Hopefully over the last 10 weeks, you have acquired a better understanding of the land management practices that Leopold mentioned; the axe, cow, plow, fire, and gun. Hopefully, you have all ready started thinking how to use each of the tools on your property. As most are aware, land fragmentation (large properties being split into numerous small properties) has many conservationist on edge since land fragmentation has been cited as a possible reason many wildlife populations have decreased. Well, it appears we might as well get used to the issue and start managing around it. As the saying goes, "when life throws you lemons, make lemonade."
On the positive side of land fragmentation, just because a property used to be 1000 acres does not mean it was good habitat. Many past (and present) land uses had negative impacts on habitat. The biggest problems which come to mind are conversion of native prairie to 'improved' pastures and continuous grazing. After numerous land sells, the old 1000 acre ranch may now be several tracts averaging 10-50 acres and owned by several individuals. When looking back, do you realize that some of the best quail habitat was in the early 1900's when many farms were less than 100 acres (many were sharecropped)? By the way, good quail habitat may support one covey per 20-40 acres.
Back in the day, small farms provided ample habitat for ground birds, small game, and deer. Picture in your mind a 40 acre farm with some acreage used for row-cropping, some used for gardening, some for grazing farm animals (mules, cows, horses, etc), and lots of weeds and grown up hedgerows. This habitat provided an abundance of cover types (nesting, escape, and loafing just to name a few) as well as foraging areas for many species. Now, thinking about today's practices. This same scenario can be replicated using seasonal foodplots, periodic mowing and discing (2-3 year rotations), fenceline brush management, prescribed burning, rotational grazing, restoring native grasses, and limited hunting.
Additionally, the State of Texas has given landowners the opportunity to retain Agriculture valuations for wildlife management. This flexibility allows the landowner who is not concerned about income from livestock or farming to be able to manage for wildlife and recreation. In today's rural landscape, these landowners could have great positive impacts on wildlife. The previously mentioned 1000 acre fragmented and overgrazed ranch now may have the opportunity to be managed to promote wildlife habitat by many different landowners and be better for wildlife than it was previously.
Lastly, this part of the state is blessed to have many Wildlife Management Associations (WMA's) spread out on a county level. These associations are formed by many landowners of which most have some sort of common goal, most often better deer populations. These same WMA's may be the key to restoring certain species (quail) and even restoring a burning regime on a landscape basis through Prescribed Burn Associations.
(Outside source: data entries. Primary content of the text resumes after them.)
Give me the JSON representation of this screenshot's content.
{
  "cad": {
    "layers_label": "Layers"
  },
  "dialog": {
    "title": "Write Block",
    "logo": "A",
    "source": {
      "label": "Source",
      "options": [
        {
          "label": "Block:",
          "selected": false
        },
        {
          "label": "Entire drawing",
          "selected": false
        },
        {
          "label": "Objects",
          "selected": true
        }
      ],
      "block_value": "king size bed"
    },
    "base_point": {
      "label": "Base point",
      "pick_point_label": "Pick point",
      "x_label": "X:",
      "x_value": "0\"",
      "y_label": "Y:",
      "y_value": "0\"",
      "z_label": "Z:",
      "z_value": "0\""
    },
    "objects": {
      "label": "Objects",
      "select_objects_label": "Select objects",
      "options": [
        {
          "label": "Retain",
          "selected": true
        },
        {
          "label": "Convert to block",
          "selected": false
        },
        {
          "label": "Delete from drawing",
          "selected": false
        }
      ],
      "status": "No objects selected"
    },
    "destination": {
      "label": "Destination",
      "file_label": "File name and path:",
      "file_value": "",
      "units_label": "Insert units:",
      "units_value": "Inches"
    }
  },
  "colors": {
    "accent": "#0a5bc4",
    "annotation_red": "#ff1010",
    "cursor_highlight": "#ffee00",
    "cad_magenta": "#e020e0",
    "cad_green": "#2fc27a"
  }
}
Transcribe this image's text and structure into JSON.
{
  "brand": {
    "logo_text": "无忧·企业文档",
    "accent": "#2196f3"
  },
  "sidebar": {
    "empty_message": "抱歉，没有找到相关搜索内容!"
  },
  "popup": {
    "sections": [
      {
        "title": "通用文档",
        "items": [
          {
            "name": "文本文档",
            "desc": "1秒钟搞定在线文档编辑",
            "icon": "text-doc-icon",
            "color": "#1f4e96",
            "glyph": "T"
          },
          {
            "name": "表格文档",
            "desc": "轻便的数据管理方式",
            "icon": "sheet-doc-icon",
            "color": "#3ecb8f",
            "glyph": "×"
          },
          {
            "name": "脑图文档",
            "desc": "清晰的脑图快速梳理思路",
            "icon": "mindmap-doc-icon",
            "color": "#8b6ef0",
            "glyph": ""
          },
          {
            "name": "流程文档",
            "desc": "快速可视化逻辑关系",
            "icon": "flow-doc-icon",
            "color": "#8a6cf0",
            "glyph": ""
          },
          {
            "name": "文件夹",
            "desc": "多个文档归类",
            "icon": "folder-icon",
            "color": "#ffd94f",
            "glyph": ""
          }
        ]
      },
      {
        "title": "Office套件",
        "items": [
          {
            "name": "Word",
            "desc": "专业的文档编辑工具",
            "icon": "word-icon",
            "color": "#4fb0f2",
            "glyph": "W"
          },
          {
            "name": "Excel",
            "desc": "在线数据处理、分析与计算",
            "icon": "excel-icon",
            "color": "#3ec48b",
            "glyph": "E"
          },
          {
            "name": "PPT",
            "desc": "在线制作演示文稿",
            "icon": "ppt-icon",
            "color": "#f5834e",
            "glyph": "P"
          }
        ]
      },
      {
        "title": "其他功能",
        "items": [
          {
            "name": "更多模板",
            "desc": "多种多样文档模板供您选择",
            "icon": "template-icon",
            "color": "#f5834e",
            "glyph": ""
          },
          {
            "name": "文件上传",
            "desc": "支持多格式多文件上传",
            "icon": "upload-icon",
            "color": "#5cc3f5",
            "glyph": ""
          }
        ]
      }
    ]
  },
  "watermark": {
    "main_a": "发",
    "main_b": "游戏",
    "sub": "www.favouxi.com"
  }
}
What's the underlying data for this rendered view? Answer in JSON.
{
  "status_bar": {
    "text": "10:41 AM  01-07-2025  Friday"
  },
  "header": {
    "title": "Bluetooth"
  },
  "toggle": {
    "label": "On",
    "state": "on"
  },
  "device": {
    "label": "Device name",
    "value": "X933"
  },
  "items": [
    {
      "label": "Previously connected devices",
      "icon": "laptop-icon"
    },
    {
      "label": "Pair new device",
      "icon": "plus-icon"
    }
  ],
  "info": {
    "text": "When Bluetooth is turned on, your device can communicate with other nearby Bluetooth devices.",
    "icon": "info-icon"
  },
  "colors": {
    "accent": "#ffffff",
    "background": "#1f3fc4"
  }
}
Once again, try to start implementing these practices as you see fit and start making some lemonade. It is up to you, the private landowner, to make a difference by practicing 'on the ground' habitat management. After all, 97% of the state is privately owned.
If you would like to contact your local biologist, see our website at; http://www.tpwd.state.tx.us/ wildlifebiologist.